## Your task:
For this exercise, print all of the entries exactly as given.

┄┄┄┄┄┄┄┄┄┄

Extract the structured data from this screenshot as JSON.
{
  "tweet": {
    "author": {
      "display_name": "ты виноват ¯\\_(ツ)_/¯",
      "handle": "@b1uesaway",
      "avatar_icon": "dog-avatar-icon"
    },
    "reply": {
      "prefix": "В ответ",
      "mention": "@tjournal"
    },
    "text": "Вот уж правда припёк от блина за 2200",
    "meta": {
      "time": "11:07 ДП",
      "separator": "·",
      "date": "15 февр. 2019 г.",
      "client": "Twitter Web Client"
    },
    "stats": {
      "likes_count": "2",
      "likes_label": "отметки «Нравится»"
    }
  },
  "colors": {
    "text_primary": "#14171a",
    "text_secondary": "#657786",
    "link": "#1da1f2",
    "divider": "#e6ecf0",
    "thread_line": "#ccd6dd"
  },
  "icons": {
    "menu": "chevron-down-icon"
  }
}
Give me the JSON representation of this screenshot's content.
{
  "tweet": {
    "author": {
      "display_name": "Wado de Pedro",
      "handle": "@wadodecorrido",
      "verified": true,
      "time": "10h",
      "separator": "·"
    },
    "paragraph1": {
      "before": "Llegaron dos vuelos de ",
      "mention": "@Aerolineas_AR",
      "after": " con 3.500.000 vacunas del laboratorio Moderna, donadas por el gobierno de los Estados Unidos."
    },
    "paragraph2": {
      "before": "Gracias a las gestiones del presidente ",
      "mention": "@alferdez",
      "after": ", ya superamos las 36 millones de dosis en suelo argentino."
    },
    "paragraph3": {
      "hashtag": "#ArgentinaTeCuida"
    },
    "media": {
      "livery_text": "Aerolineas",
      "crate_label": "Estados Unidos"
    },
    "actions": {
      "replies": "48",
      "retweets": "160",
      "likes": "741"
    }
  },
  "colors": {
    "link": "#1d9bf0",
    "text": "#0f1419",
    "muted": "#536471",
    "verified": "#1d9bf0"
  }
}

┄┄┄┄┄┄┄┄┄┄

## Final answer:
Extract the structured data from this screenshot as JSON.
{
  "tweet": {
    "author": {
      "display_name": "ты виноват ¯\\_(ツ)_/¯",
      "handle": "@b1uesaway",
      "avatar_icon": "dog-avatar-icon"
    },
    "reply": {
      "prefix": "В ответ",
      "mention": "@tjournal"
    },
    "text": "Вот уж правда припёк от блина за 2200",
    "meta": {
      "time": "11:07 ДП",
      "separator": "·",
      "date": "15 февр. 2019 г.",
      "client": "Twitter Web Client"
    },
    "stats": {
      "likes_count": "2",
      "likes_label": "отметки «Нравится»"
    }
  },
  "colors": {
    "text_primary": "#14171a",
    "text_secondary": "#657786",
    "link": "#1da1f2",
    "divider": "#e6ecf0",
    "thread_line": "#ccd6dd"
  },
  "icons": {
    "menu": "chevron-down-icon"
  }
}
Give me the JSON representation of this screenshot's content.
{
  "tweet": {
    "author": {
      "display_name": "Wado de Pedro",
      "handle": "@wadodecorrido",
      "verified": true,
      "time": "10h",
      "separator": "·"
    },
    "paragraph1": {
      "before": "Llegaron dos vuelos de ",
      "mention": "@Aerolineas_AR",
      "after": " con 3.500.000 vacunas del laboratorio Moderna, donadas por el gobierno de los Estados Unidos."
    },
    "paragraph2": {
      "before": "Gracias a las gestiones del presidente ",
      "mention": "@alferdez",
      "after": ", ya superamos las 36 millones de dosis en suelo argentino."
    },
    "paragraph3": {
      "hashtag": "#ArgentinaTeCuida"
    },
    "media": {
      "livery_text": "Aerolineas",
      "crate_label": "Estados Unidos"
    },
    "actions": {
      "replies": "48",
      "retweets": "160",
      "likes": "741"
    }
  },
  "colors": {
    "link": "#1d9bf0",
    "text": "#0f1419",
    "muted": "#536471",
    "verified": "#1d9bf0"
  }
}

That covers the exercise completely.